During Manager’s Comments, Michael Powers gave a summary of last week’s meeting of the local emergency services council and provided information on the coronavirus.

He said one concern is the need to keep local medical and emergency personnel healthy so they can treat those who might become infected and develop COVID-19, the disease caused by the coronavirus.

“The city is working to try to lessen to the degree possible exposure of medical staff, fire department staff, and as well as Providence is working along those same lines. Most of the health care providers have adopted screening questions at this point. So if you go to make an appointment, they will ask you some screening questions.”

And Powers had these details on the spread, exposure, and timing related to the coronavirus.

“Human to human contact is the primary source of transmission but this virus will last on inanimate objects for up to nine days. This virus also has asymptomatic exposure risk, which means people can spread the virus even though they have no signs of being sick. That number is estimated at 27 days.

“However, our government and others are using a 14-day quarantine period. I’m pretty sure that doesn’t make sense but trying to lock up people for 14 days is extremely difficult, let alone trying to lock them up for an entire month.”

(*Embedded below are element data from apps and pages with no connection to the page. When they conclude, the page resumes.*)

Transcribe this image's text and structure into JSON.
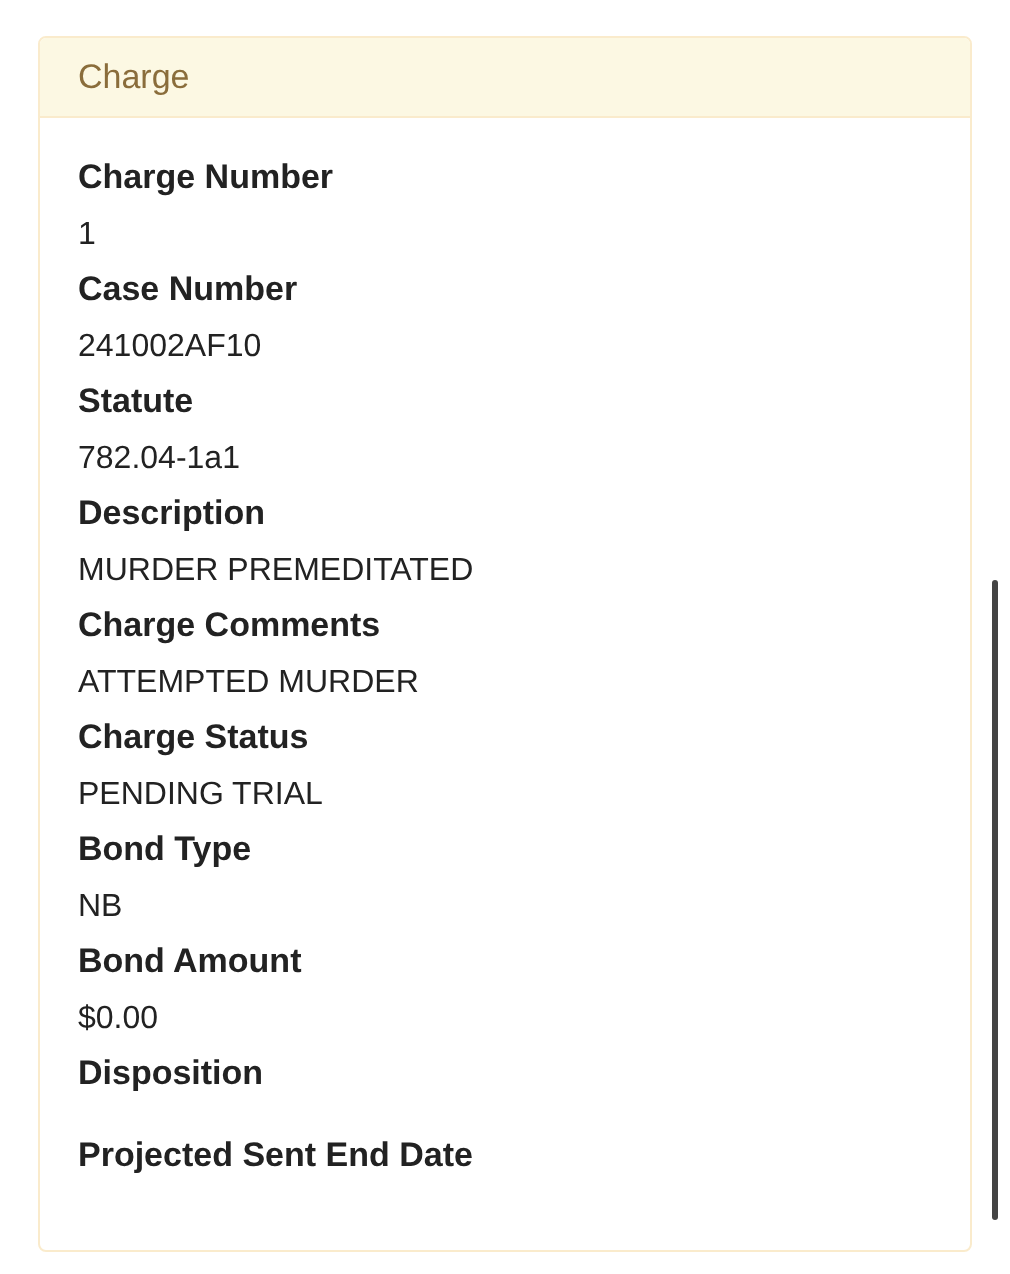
{
  "panel": {
    "title": "Charge"
  },
  "fields": [
    {
      "label": "Charge Number",
      "value": "1"
    },
    {
      "label": "Case Number",
      "value": "241002AF10"
    },
    {
      "label": "Statute",
      "value": "782.04-1a1"
    },
    {
      "label": "Description",
      "value": "MURDER PREMEDITATED"
    },
    {
      "label": "Charge Comments",
      "value": "ATTEMPTED MURDER"
    },
    {
      "label": "Charge Status",
      "value": "PENDING TRIAL"
    },
    {
      "label": "Bond Type",
      "value": "NB"
    },
    {
      "label": "Bond Amount",
      "value": "$0.00"
    },
    {
      "label": "Disposition"
    },
    {
      "label": "Projected Sent End Date"
    }
  ]
}
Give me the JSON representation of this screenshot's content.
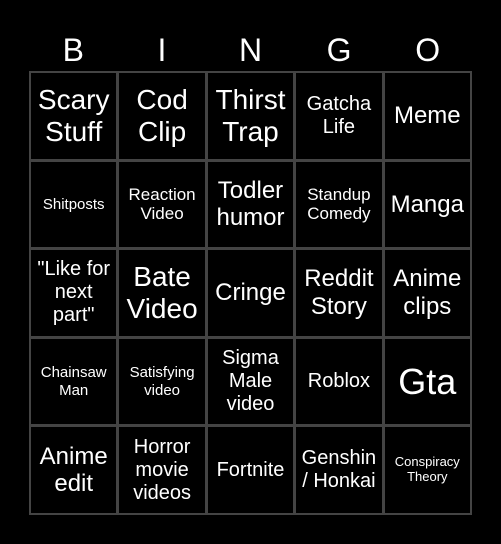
{
  "header": {
    "letters": [
      "B",
      "I",
      "N",
      "G",
      "O"
    ]
  },
  "board": {
    "rows": [
      [
        "Scary Stuff",
        "Cod Clip",
        "Thirst Trap",
        "Gatcha Life",
        "Meme"
      ],
      [
        "Shitposts",
        "Reaction Video",
        "Todler humor",
        "Standup Comedy",
        "Manga"
      ],
      [
        "\"Like for next part\"",
        "Bate Video",
        "Cringe",
        "Reddit Story",
        "Anime clips"
      ],
      [
        "Chainsaw Man",
        "Satisfying video",
        "Sigma Male video",
        "Roblox",
        "Gta"
      ],
      [
        "Anime edit",
        "Horror movie videos",
        "Fortnite",
        "Genshin / Honkai",
        "Conspiracy Theory"
      ]
    ]
  },
  "colors": {
    "background": "#000000",
    "grid_line": "#444444",
    "text": "#ffffff"
  }
}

Powers cautioned residents to be careful about what they read or hear since there has been a spread of inaccurate information about the virus.

“The biggest problem though, is the lack of information to know exactly how bad and how bad the transmission rates are going to be, and, ultimately, mortality rates.

Entire cities have been put on lockdown in China, where the coronavirus first emerged. Other countries have limited or prohibited large gatherings and events.

In Alaska last week, the Anchorage, Mat-Su Borough, and Kenai Peninsula School Districts cancelled school-related travel for students, according to KTUU News.

One early precaution communities take to prevent the spread of the coronavirus is to shut down schools. Seattle area schools are now closed for two weeks because of the coronavirus.

Locally, the Kodiak Island Borough School District has a response plan in case it becomes necessary to teach kids from home.

Powers said he spoke with School Superintendent Larry LeDoux and believes the schools have come up with reasonable plans to continue teaching children if local schools need to close.

However, there is one major aspect of keeping kids home that will affect the entire community and local economy. Who will take care of kids while they are force to stay home?

“One of the big secondary effects that I kind of felt went over like a bomb in the room the other day at the emergency services Council, is the lack of childcare that’s available on the island. If the schools close we’ve got 2,800 plus kids who are going to be at home, effectively.

“And we have a lot of two parent working families that aren’t going to be able to provide childcare, and have both parents go to their job. So that’s going to have some serious impacts upon our community and the workforce, including the borough’s workforce, the city’s workforce, and certainly on the private side. And that’s one of those things that has not been addressed or is easy to address.”

Despite the threat, Powers said all the talk of coronavirus has had a positive effect for our island community. It has reiterated the need to be prepared for an emergency—be it an earthquake, tsunami, or a deadly disease that shuts down transportation.

“That having all been said hopefully no one’s like shaking in their boots. On the positive side, we’re seeing people buy food and stock up, which we’ve been harping on that message for quite some time. That we live on a rock in the middle of the ocean, and we’re only one small earthquake, or minor disruption in Seattle, from having no barges come in. And so everyone should be well prepared with food on hand.”

“This seems to be driving some people to do that which is a benefit to the community. This is a different type of disaster than a natural disaster. But everyone should have food storage as part of their plans if you live on an island in the middle of the Pacific that relies on food to be brought in by barges.”